If you need a smart, talented writer to get a win for your team, please contact me,


Best. $3. Concert. Ever

When I moved South in 1976, I was full of visions of honkytonks and country music, stuff that intrigued me so much as a young man that I left my New England home.

Over the years, as the nation has become homogenized and look-alike, sound-alike, those old-style Southern adventures have become harder to find.

But I found a slice of great joyous life Saturday night, and things don’t get much better.

A full white moon poked its light through the trees while the Modern Eldorados played outdoors, ripping and roaring through Johnny Cash, Chris Izaak, George Strait, Ry Cooder, Hank Williams and a whole lot more.

The best dancer was an old guy who wore a cowboy hat, wife-beater T-shirt, cut-off shorts and cowboy boots.
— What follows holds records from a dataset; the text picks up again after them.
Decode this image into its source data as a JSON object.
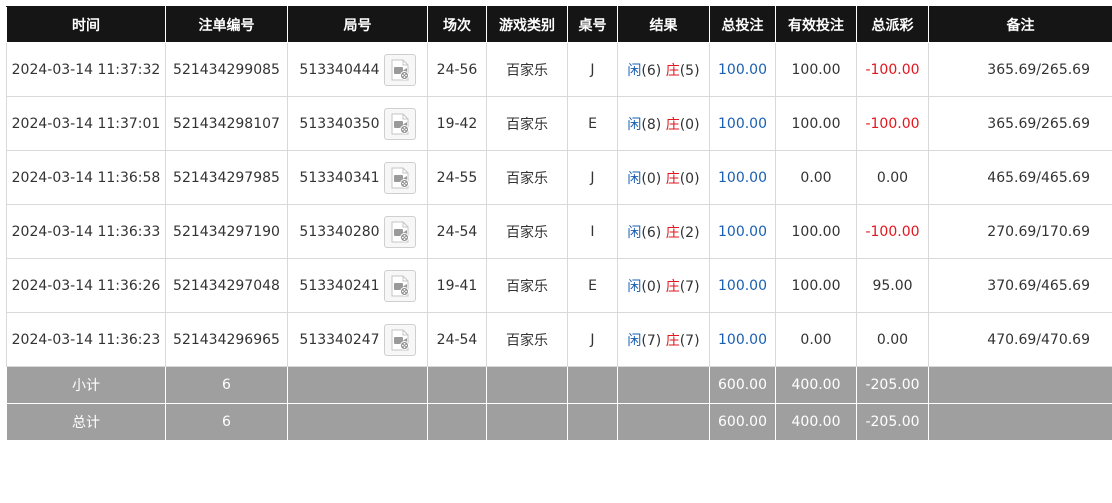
{
  "columns": [
    "时间",
    "注单编号",
    "局号",
    "场次",
    "游戏类别",
    "桌号",
    "结果",
    "总投注",
    "有效投注",
    "总派彩",
    "备注"
  ],
  "rows": [
    {
      "time": "2024-03-14 11:37:32",
      "bet_id": "521434299085",
      "round": "513340444",
      "session": "24-56",
      "game_type": "百家乐",
      "table": "J",
      "player_label": "闲",
      "player_score": "(6)",
      "banker_label": "庄",
      "banker_score": "(5)",
      "total_bet": "100.00",
      "valid_bet": "100.00",
      "payout": "-100.00",
      "remark": "365.69/265.69"
    },
    {
      "time": "2024-03-14 11:37:01",
      "bet_id": "521434298107",
      "round": "513340350",
      "session": "19-42",
      "game_type": "百家乐",
      "table": "E",
      "player_label": "闲",
      "player_score": "(8)",
      "banker_label": "庄",
      "banker_score": "(0)",
      "total_bet": "100.00",
      "valid_bet": "100.00",
      "payout": "-100.00",
      "remark": "365.69/265.69"
    },
    {
      "time": "2024-03-14 11:36:58",
      "bet_id": "521434297985",
      "round": "513340341",
      "session": "24-55",
      "game_type": "百家乐",
      "table": "J",
      "player_label": "闲",
      "player_score": "(0)",
      "banker_label": "庄",
      "banker_score": "(0)",
      "total_bet": "100.00",
      "valid_bet": "0.00",
      "payout": "0.00",
      "remark": "465.69/465.69"
    },
    {
      "time": "2024-03-14 11:36:33",
      "bet_id": "521434297190",
      "round": "513340280",
      "session": "24-54",
      "game_type": "百家乐",
      "table": "I",
      "player_label": "闲",
      "player_score": "(6)",
      "banker_label": "庄",
      "banker_score": "(2)",
      "total_bet": "100.00",
      "valid_bet": "100.00",
      "payout": "-100.00",
      "remark": "270.69/170.69"
    },
    {
      "time": "2024-03-14 11:36:26",
      "bet_id": "521434297048",
      "round": "513340241",
      "session": "19-41",
      "game_type": "百家乐",
      "table": "E",
      "player_label": "闲",
      "player_score": "(0)",
      "banker_label": "庄",
      "banker_score": "(7)",
      "total_bet": "100.00",
      "valid_bet": "100.00",
      "payout": "95.00",
      "remark": "370.69/465.69"
    },
    {
      "time": "2024-03-14 11:36:23",
      "bet_id": "521434296965",
      "round": "513340247",
      "session": "24-54",
      "game_type": "百家乐",
      "table": "J",
      "player_label": "闲",
      "player_score": "(7)",
      "banker_label": "庄",
      "banker_score": "(7)",
      "total_bet": "100.00",
      "valid_bet": "0.00",
      "payout": "0.00",
      "remark": "470.69/470.69"
    }
  ],
  "subtotal": {
    "label": "小计",
    "count": "6",
    "total_bet": "600.00",
    "valid_bet": "400.00",
    "payout": "-205.00"
  },
  "grand_total": {
    "label": "总计",
    "count": "6",
    "total_bet": "600.00",
    "valid_bet": "400.00",
    "payout": "-205.00"
  },
  "icons": {
    "replay": "film-replay-icon"
  },
  "colors": {
    "header_bg": "#151515",
    "footer_bg": "#9f9f9f",
    "bet_blue": "#1a5fb4",
    "negative_red": "#e3151d"
  }
}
Oh, and he briefly filled in for the band’s drummer because he really does know music.

It was at a place called the Fugly Worm Pub, and you can buy a Fugly Worm Pub T-shirt to prove that’s the name.

This is on Muscogee Road in Cantonment. Not the New Cantonment of high-dollar subdivisions and supersized SUVs, but the Old Cantonment, a place with chain-smokers and dinged-up vehicles, where the only wine sold is Sutter Home or some such unpretentious stuff.
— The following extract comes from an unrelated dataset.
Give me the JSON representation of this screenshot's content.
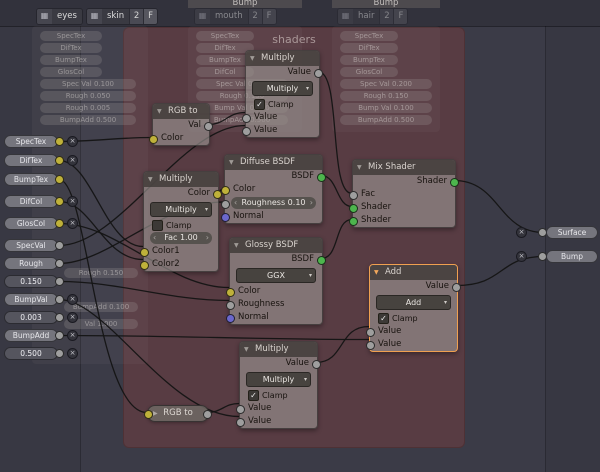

The Worm is a narrow bar/restaurant, with a pool table off to the side. Inside the front door, the man says, “Three dollars. Got to help pay for the band.”

Then you walk through the bar and go out the back door, where a big grassy yard runs downhill, people far outnumber the folding chairs, and an adequate stage awaits the band.

All in all, it was a much more authentic country setting than Seville Quarter and other trendy spots where the Eldorados usually play.

Here are two more reasons why I admire the Eldorados and feel a lot of local musicians could learn from them: The band starts on time — yes, people in the audience have lives, too — and the group played two hours and 15 minutes straight for the first set. No narcissistic chitchat, no political B.S., no preening for pals in the crowd.

Just straight-ahead, mostly uptempo music with a strong country tilt and exciting rearrangements of stuff you and maybe your parents grew up listening to. Lead singer Gretsch Lyles has a strong, clear voice with a lean body and clean face that ladies like, and he throws some showmanship into the act as the group runs through Elvis Presley, Cpnway Twitty, Randy Travis, Willie Nelson and just about anyone else you can think of.

But the best parts for me were the three guitars making war and making love, rich country lyrics, and the realization that the best of the Old South still lives.

(written in August 2011)

‘The Heat’ works with its brilliant mix of old and new material

Sometimes a movie is better than the sum of its parts, no pun intended.

Take “The Heat,” starring Sandra Bullock as an uptight FBI agent and Melissa McCarthy as a rogue Boston police officer.

Many critics rightly point out the weaknesses in the movie — the stereotyping of Boston shanty Irish, the easy jokes, lines that fall flat (the guy who said Bullock was the first woman over 40 who excited him),* and physical stuff that’s been done a dozen, even a hundred, times in similar movies starring men.

But the movie made me laugh. Not just chuckle here, smile there. No, I laughed out loud, repeatedly, because the movie was a hoot.

The burly McCarthy shimmies her way through car windows because she doesn’t have enough space to open her car door. She and Bullock get jammed going into a door because neither wants the other to go first. How often did the Three Stooges do that? Still, they made it funny.

Bullock revealed as a Spanx-wearing lady. Dumb asides, like McCarthy asking if Bullock’s husband was “a hearing man.” McCarthy’s willfully dumb relatives asking Bullock if she’s a man or a woman, and how does she get such a close shave.

For writers, “The Heat” shows that writing doesn’t have to be 100 percent original to work. Take what you have and shape it in your own way to tell your story, and if it’s done well, the audience will follow


*Maybe because the audience was saying, “Sandra Bullock over 40? No way!”  I had to go home and look it up: America’s girl next door is 48! But she doesn’t look it.


It’s Florida, it’s summer, quit complaining